**What is being asked**
Word for word, reproduce every line of the data below.

**Input records**
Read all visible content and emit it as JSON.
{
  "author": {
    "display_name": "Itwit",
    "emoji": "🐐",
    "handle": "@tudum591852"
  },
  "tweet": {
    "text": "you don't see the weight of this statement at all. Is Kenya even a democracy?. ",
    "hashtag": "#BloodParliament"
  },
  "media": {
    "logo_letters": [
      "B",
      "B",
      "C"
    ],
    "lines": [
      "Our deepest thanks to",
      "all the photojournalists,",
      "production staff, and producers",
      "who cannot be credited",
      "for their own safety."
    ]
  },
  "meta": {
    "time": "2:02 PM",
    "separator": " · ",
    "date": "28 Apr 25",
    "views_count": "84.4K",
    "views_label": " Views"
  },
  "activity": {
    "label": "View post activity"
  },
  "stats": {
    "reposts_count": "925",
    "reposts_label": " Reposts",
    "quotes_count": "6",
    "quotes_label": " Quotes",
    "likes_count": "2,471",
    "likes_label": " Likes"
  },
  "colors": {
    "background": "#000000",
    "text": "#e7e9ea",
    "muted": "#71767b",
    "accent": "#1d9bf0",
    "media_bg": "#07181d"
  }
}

**The answer**
Read all visible content and emit it as JSON.
{
  "author": {
    "display_name": "Itwit",
    "emoji": "🐐",
    "handle": "@tudum591852"
  },
  "tweet": {
    "text": "you don't see the weight of this statement at all. Is Kenya even a democracy?. ",
    "hashtag": "#BloodParliament"
  },
  "media": {
    "logo_letters": [
      "B",
      "B",
      "C"
    ],
    "lines": [
      "Our deepest thanks to",
      "all the photojournalists,",
      "production staff, and producers",
      "who cannot be credited",
      "for their own safety."
    ]
  },
  "meta": {
    "time": "2:02 PM",
    "separator": " · ",
    "date": "28 Apr 25",
    "views_count": "84.4K",
    "views_label": " Views"
  },
  "activity": {
    "label": "View post activity"
  },
  "stats": {
    "reposts_count": "925",
    "reposts_label": " Reposts",
    "quotes_count": "6",
    "quotes_label": " Quotes",
    "likes_count": "2,471",
    "likes_label": " Likes"
  },
  "colors": {
    "background": "#000000",
    "text": "#e7e9ea",
    "muted": "#71767b",
    "accent": "#1d9bf0",
    "media_bg": "#07181d"
  }
}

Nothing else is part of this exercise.